After finally landing electricity bill relief for most Norwegians, Prime Minister Jonas Gahr Støre could also announce state investment of more than NOK 1 billion in projects that will produce and use hydrogen as an energy source. Three major companies behind the industrial projects will use hydrogen as part of Norway’s efforts to move away from fossil fuels and fight climate change.
Støre has been promoting more use of hydrogen, not least at the recent UN Climate Summit in Glasgow. “What we’re doing here today is delivering on marching orders from the climate summit in Glasgow, where the message we got was to turn words into action,” Støre said, adding that the projects can also both cut emissions and create jobs.
The state energy investment company Enova will distribute up to NOK 283 million to industrial firm Yara Norge (in which the state also holds a major stake), NOK 261 million to TiZir Titanium and Iron, and NOK 482 million to Horisont Energi. State broadcaster NRK reported that another NOK 1.6 billion has also been allocated to the three companies’ hydrogen projects through the research council Forskningsrådet, Innovation Norway, Enova itself and Gassnova, triggering an additional NOK 2 billion from the business sector.
Hydrogen has been launched as an alternative to electric motors, gasoline, oil and natural gas. When used as fuel, its steam generates the only emissions and is therefore viewed as climate-friendly as long as it’s produced through a low-emission process. Yara, for example, plans to use hydrogen in its production of ammonia at its Herøya plant in Porsgrunn, southwest of Oslo, and to produce emissions-free fuel for shipping and carbon-free fertilizer for agriculture.
TiZir, meanwhile, is running a project in Tyssedal that would use hydrogen instead of coal in production of iron, through a process that can cut emissions not only in Norway but also internationally. Its project is one of the first from Norway to be included as an IPCEI (Important Project of Common European Interest) project for industrial use of hydrogen and can be a prototype for others.

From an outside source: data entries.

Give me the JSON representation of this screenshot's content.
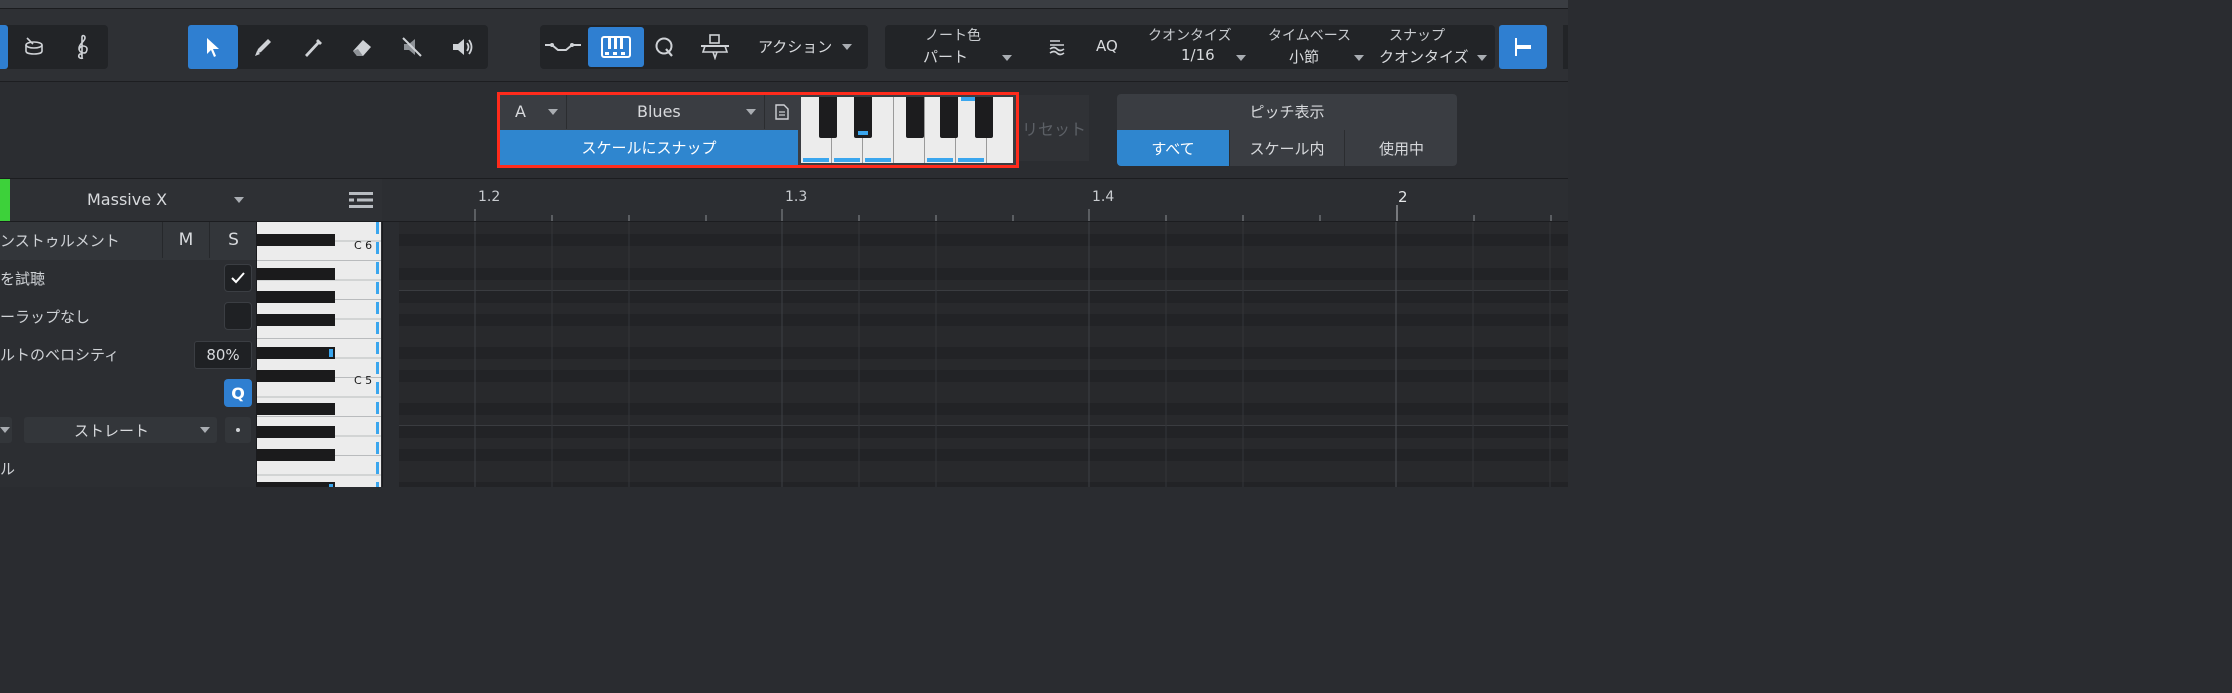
{
  "toolbar": {
    "tools": [
      {
        "id": "arrow",
        "icon": "arrow-tool-icon",
        "active": true
      },
      {
        "id": "pencil",
        "icon": "pencil-tool-icon"
      },
      {
        "id": "paint",
        "icon": "paint-tool-icon"
      },
      {
        "id": "eraser",
        "icon": "eraser-tool-icon"
      },
      {
        "id": "mute",
        "icon": "mute-tool-icon"
      },
      {
        "id": "listen",
        "icon": "speaker-tool-icon"
      }
    ],
    "action_label": "アクション",
    "note_color": {
      "label": "ノート色",
      "value": "パート"
    },
    "quantize": {
      "label": "クオンタイズ",
      "value": "1/16"
    },
    "aq_label": "AQ",
    "timebase": {
      "label": "タイムベース",
      "value": "小節"
    },
    "snap": {
      "label": "スナップ",
      "value": "クオンタイズ"
    }
  },
  "scale": {
    "root": "A",
    "scale_name": "Blues",
    "snap_label": "スケールにスナップ",
    "reset_label": "リセット"
  },
  "pitch_display": {
    "title": "ピッチ表示",
    "options": [
      "すべて",
      "スケール内",
      "使用中"
    ],
    "selected": "すべて"
  },
  "track": {
    "instrument": "Massive X"
  },
  "ruler": {
    "marks": [
      "1.2",
      "1.3",
      "1.4",
      "2"
    ]
  },
  "inspector": {
    "instrument_label": "ンストゥルメント",
    "m_label": "M",
    "s_label": "S",
    "audition_label": "を試聴",
    "overlap_label": "ーラップなし",
    "velocity_label": "ルトのベロシティ",
    "velocity_value": "80%",
    "q_label": "Q",
    "straight_label": "ストレート",
    "last_label": "ル"
  },
  "keyboard": {
    "c6_label": "C 6",
    "c5_label": "C 5"
  },
  "colors": {
    "accent": "#2f7fd1",
    "highlight": "#ff2b1c",
    "in_scale": "#3aa6ee"
  }
}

Horisont Energi is working with state oil company Equinor and Vår Energi to build a full-scale plant called Barents Blue for low-emission ammonia production outside Hammerfest. The project will use new and energy-efficient technology in connection with access to gas and the capture and storage of carbon dioxide. The ammonia can be an important and green source of energy in several sectors, also within shipping and process industry.
Reaction to the hydrogen plans was positive, with environmental organization Bellona calling them “extremely important” for the development of a hydrogen industry in Norway and Europe. The projects chosen represent industries and technology needed to reach Norway’s climate coals, said Frederic Hauge of Bellona.
“Production and use of low-emission hydrogen must occur in tandem,” Hauge said. “Enova has understood that, and this gives the project portfolio high demonstration value both in Norway and Europe.”
Espen Barth Eide, Støre’s government minister in charge of environmental and climate issues, said the “transition to a zero-emission future” demands implementation of climate and industrial policy. “The government wants Norway to succeed at grabbing opportunies in the green shift,” Eide said. Government funding of serious projects can help that happen, he noted.